LIB 323 — Design Thinking to Meet Real-world Needs
Design Thinking is an iterative, project-based, problem-solving process valued in organizations both locally and internationally. As interdisciplinary teams, students in this course will use the Design Thinking process to better facilitate the chaos of innovation by collaborating with stakeholders to meet real-world needs. Prerequisite: Junior standing. Skills: collaboration, integration, problem solving 

LIB 341 — Leadership for Social Change
An examination of the theory and practice of leadership in social change movements, focused on developing personal and organizational capacities for leadership in a liberal education context. Students identify a contemporary social issue and create an action plan for resolution, addressing that issue with at least one action step. Prerequisite: Junior standing. Skills: collaboration, integration, problem solving 
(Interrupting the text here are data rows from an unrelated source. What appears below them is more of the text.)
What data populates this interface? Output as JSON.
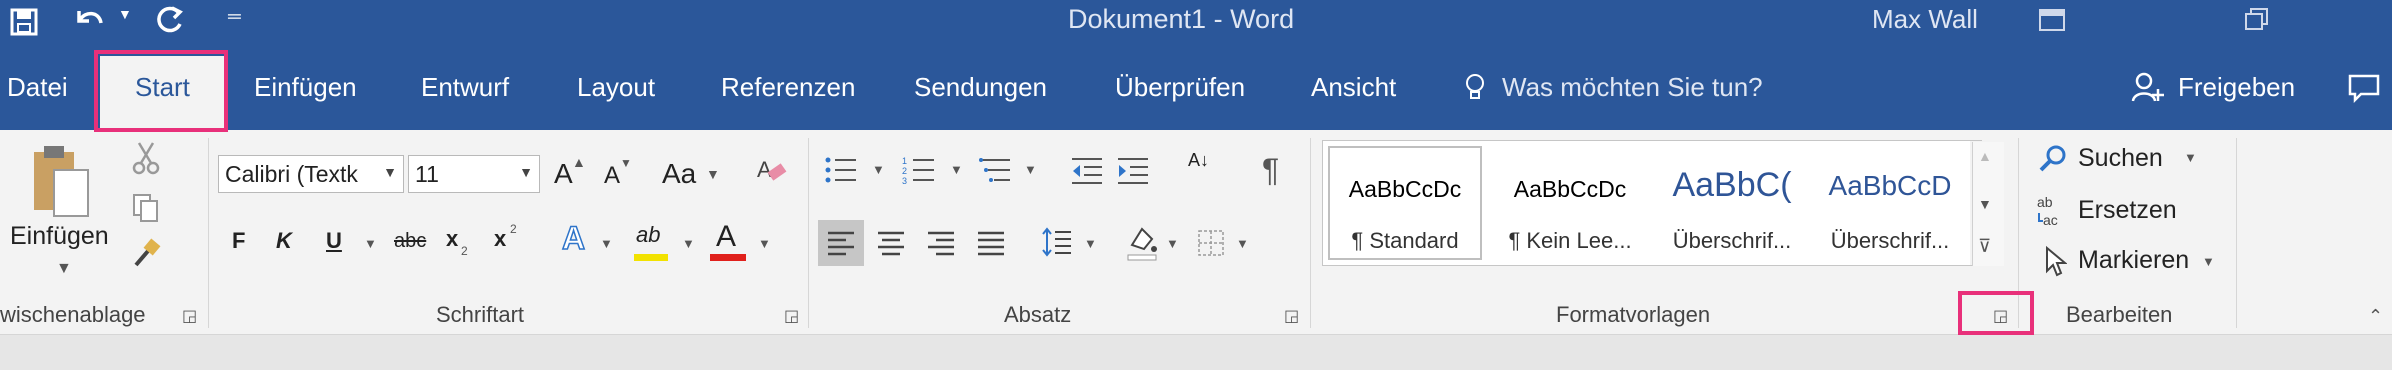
{
  "titlebar": {
    "doc_title": "Dokument1 - Word",
    "user": "Max Wall",
    "icons": [
      "save-icon",
      "undo-icon",
      "redo-icon",
      "customize-qat-icon",
      "ribbon-display-icon",
      "restore-icon"
    ]
  },
  "tabs": [
    "Datei",
    "Start",
    "Einfügen",
    "Entwurf",
    "Layout",
    "Referenzen",
    "Sendungen",
    "Überprüfen",
    "Ansicht"
  ],
  "tell_me": "Was möchten Sie tun?",
  "share": "Freigeben",
  "clipboard": {
    "paste_label": "Einfügen",
    "group_label": "wischenablage"
  },
  "font": {
    "font_name": "Calibri (Textk",
    "font_size": "11",
    "grow": "A",
    "shrink": "A",
    "case": "Aa",
    "bold": "F",
    "italic": "K",
    "underline": "U",
    "strike": "abc",
    "sub": "x",
    "sup": "x",
    "effects": "A",
    "highlight": "ab",
    "color": "A",
    "group_label": "Schriftart"
  },
  "paragraph": {
    "pilcrow": "¶",
    "sort": "A↓",
    "group_label": "Absatz"
  },
  "styles": {
    "items": [
      {
        "sample": "AaBbCcDc",
        "label": "¶ Standard"
      },
      {
        "sample": "AaBbCcDc",
        "label": "¶ Kein Lee..."
      },
      {
        "sample": "AaBbC(",
        "label": "Überschrif..."
      },
      {
        "sample": "AaBbCcD",
        "label": "Überschrif..."
      }
    ],
    "group_label": "Formatvorlagen"
  },
  "editing": {
    "find": "Suchen",
    "replace": "Ersetzen",
    "select": "Markieren",
    "group_label": "Bearbeiten"
  },
  "colors": {
    "brand": "#2b579a",
    "highlight_box": "#e8307a",
    "heading_blue": "#2f5597"
  }
}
MTH 312 — Cryptography and Privacy
An introduction to cryptography and information security with a focus on applications and issues from diverse areas. Topics will include a study of cryptographic primitives, historical cipher systems, symmetric and public-key cryptography, hash functions, digital signatures, electronic voting, and contemporary issues in privacy and security. Prerequisites: Junior standing and successful completion of any Mathematical Sciences Foundations course. Skills: collaboration, integration, problem solving 

REL 340 — Religion and Popular Culture in the United States
An interdisciplinary study of religion and popular culture in the United States. Students will employ religious studies approaches to critically examine cultural forms such as music, art, cinema, social media, sports, and virtual reality in order to analyze the diversity of U.S. popular culture. Prerequisite: Junior standing. Fulfills Cultures – U.S. Diversity. Skills: collaboration, ethical reasoning, information literacy, integration, problem solving 
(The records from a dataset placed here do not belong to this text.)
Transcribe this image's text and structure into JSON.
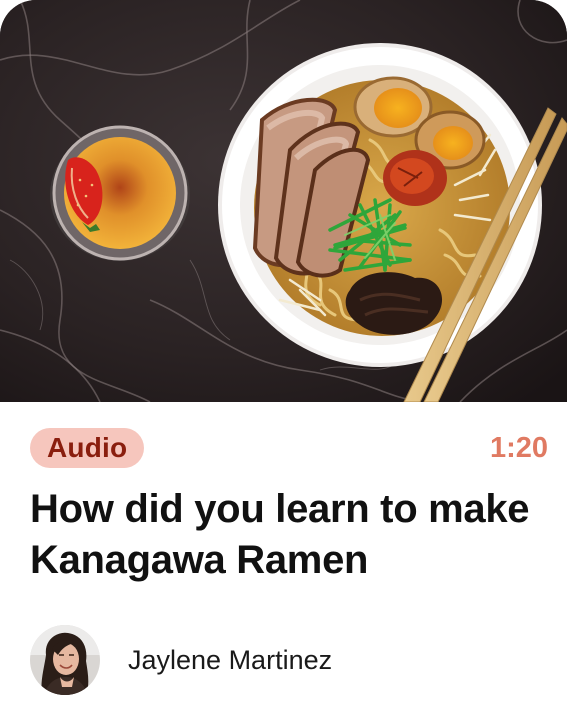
{
  "card": {
    "image_alt": "Ramen bowl with pork, egg, scallions and chopsticks beside a crème brûlée",
    "badge": "Audio",
    "duration": "1:20",
    "title": "How did you learn to make Kanagawa Ramen",
    "author": {
      "name": "Jaylene Martinez"
    }
  },
  "colors": {
    "badge_bg": "#f6c6bd",
    "badge_text": "#8a1e0e",
    "duration": "#e07a62",
    "title": "#111111"
  }
}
SOC/LIB 366 — American Society and Media 
Interdisciplinary approach to the ways in which mediated mass culture produces meaning in contemporary American society as examined through a variety of critical lenses such as political economy and sociocultural analyses of the organization of the mass media, media content, and audience reception studies of film, television, and/or music cultures. Prerequisite: Junior standing. Skills: collaboration, integration,
problem solving 

STA 340 — Statistics in the Media
An examination of statistics reported in the media. Students will read news stories and published research to critically evaluate the conclusions made, recognizing when assertions are and are not supported by evidence. Common fallacies and misconceptions will be covered. Prerequisites: Junior standing and STA 215. Skills: collaboration, integration, problem solving 

STA 345 - Statistics in Sports
An application-oriented overview of the statistical methodology that can be utilized to describe and evaluate the performance of individuals or teams participating in sports. Emphasis will be on data collection, descriptive statistics, and statistical inference and modeling utilized in sports. Prerequisite: Junior standing. Skills: collaboration, integration, problem solving

THE 325 - Theatre for Social Change
Examines performance theory, theatre practice and educational drama methods used to investigate systems of power, notions of community, identity and political action. Students will learn about theatrical productions, artistic processes and technology based communication techniques that help actor-activists initiate social change. Students will create group performances for a chosen community. Prerequisite: Junior standing. Skills: collaboration, integration, problem solving
 

 

*You must have completed 55 credits to enroll in 300- to 400-level Seidman College of Business courses. If you are a nonbusiness major with a 2.5 overall GPA, please email your name, G-number, course, and semester to go2gvbiz@gvsu.edu to request a permit to register. Secondary admissions criteria applies for business majors.



Page last modified June 21, 2019